“For those of you who don’t know about engineering, it’s not just math and science, it’s problem solving, which is something this district drastically needs. It’s also planning operations and planning sequence of events, and that is something that will be needed for COVID planning. It’s also a lot of intense reading and analyzing of documents and textbooks, which is also incredibly important for reading budgets and board policies.”
Randolph is passionate about STEM education, even STEM in extracurricular education, and has consistently reviewed course descriptions and textbooks, as well as working toward the enforcement of board policies on matters such as teacher feedback, anti-harassment and anti-bullying, improved discipline processes and conflict-of-interest situations, she also asserted.
As a parent of two boys, both of whom have graduated from LCHS, she has experienced hardships related to the public school system that have helped her become an advocate for families with special-needs children and other unique issues, she said.
“We’ve had tough times, we’ve had bullying, a serious injury, homeschooling, 504s; these experiences have opened my eyes to understand what was going on in other people’s lives,” she said, adding that she is close to families with members who have special needs and opened a private Facebook group for those wishing to have a safe place to discuss their challenges.
This flows over to the DEI initiative, which she supports, Randolph emphasized.
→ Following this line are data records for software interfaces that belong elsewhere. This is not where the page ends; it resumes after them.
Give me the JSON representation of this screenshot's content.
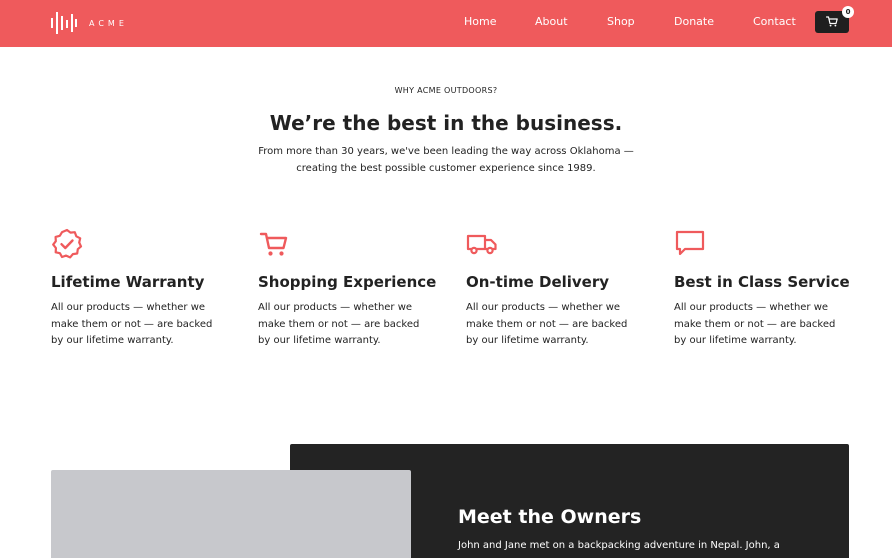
{
  "header": {
    "brand": "ACME",
    "nav": [
      "Home",
      "About",
      "Shop",
      "Donate",
      "Contact"
    ],
    "cart_count": "0",
    "cart_icon": "cart-icon",
    "logo_icon": "sound-bars-logo",
    "accent_color": "#EF5A5C",
    "dark_color": "#232323"
  },
  "intro": {
    "eyebrow": "WHY ACME OUTDOORS?",
    "headline": "We’re the best in the business.",
    "text": "From more than 30 years, we've been leading the way across Oklahoma — creating the best possible customer experience since 1989."
  },
  "features": [
    {
      "icon": "badge-check-icon",
      "title": "Lifetime Warranty",
      "text": "All our products — whether we make them or not — are backed by our lifetime warranty."
    },
    {
      "icon": "cart-icon",
      "title": "Shopping Experience",
      "text": "All our products — whether we make them or not — are backed by our lifetime warranty."
    },
    {
      "icon": "truck-icon",
      "title": "On-time Delivery",
      "text": "All our products — whether we make them or not — are backed by our lifetime warranty."
    },
    {
      "icon": "chat-icon",
      "title": "Best in Class Service",
      "text": "All our products — whether we make them or not — are backed by our lifetime warranty."
    }
  ],
  "owners": {
    "title": "Meet the Owners",
    "text": "John and Jane met on a backpacking adventure in Nepal. John, a"
  }
}
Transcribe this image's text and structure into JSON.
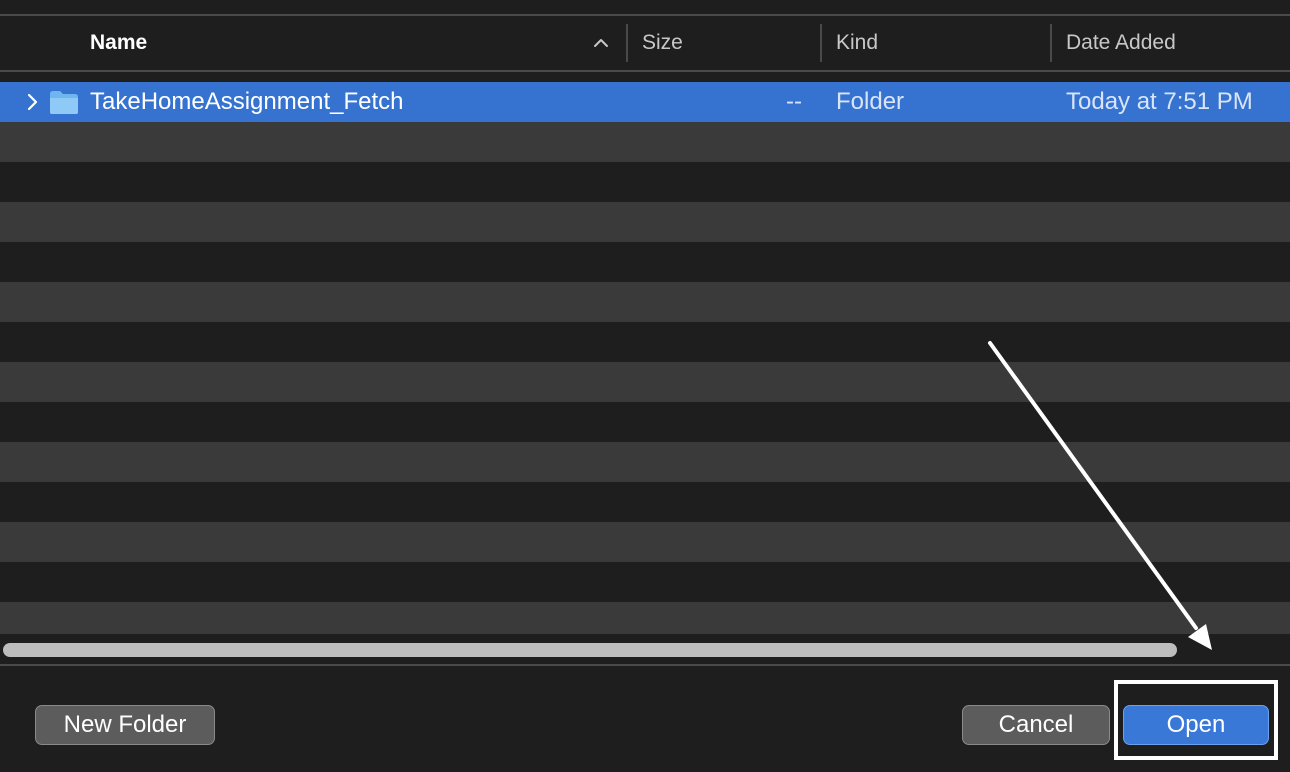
{
  "columns": {
    "name": "Name",
    "size": "Size",
    "kind": "Kind",
    "date_added": "Date Added"
  },
  "files": [
    {
      "name": "TakeHomeAssignment_Fetch",
      "size": "--",
      "kind": "Folder",
      "date_added": "Today at 7:51 PM",
      "selected": true,
      "icon": "folder-icon"
    }
  ],
  "buttons": {
    "new_folder": "New Folder",
    "cancel": "Cancel",
    "open": "Open"
  },
  "colors": {
    "selection": "#3673d1",
    "primary_button": "#3a78d8",
    "background": "#1e1e1e",
    "stripe": "#3a3a3a"
  }
}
She supports nearly all of the 23 recommendations made to the district by a DEI consultant, and also supports hiring such a consultant to help move the district forward “in a very systematic way” on the initiative.
Regarding improvements at the district level, Randolph noted that she would advocate for continuing Zoom coverage of board meetings, which have made them more accessible to parents and stakeholders across the board. The sound quality via Zoom is also better than at the district office, where the sound has long been insufficient.
“There are more parents and stakeholders watching meetings than there ever has been in the past 10 years and that is exciting because the board represents the community,” she said.
Separately, Randolph noted that the expectation that parents listen to hours-long board meetings has become untenable. “I have a graph that shows the progress of these meetings over the years and they have gone up and up and up” in duration, she said.
Meetings could become more concise with better preparation among board members, which she noted she is prepared to help them with in advance with appropriate documentation.
To watch the LCUSD candidate forum and learn more about the candidates, visit the Youtube link: “La Cañada School Board Candidate Forum.”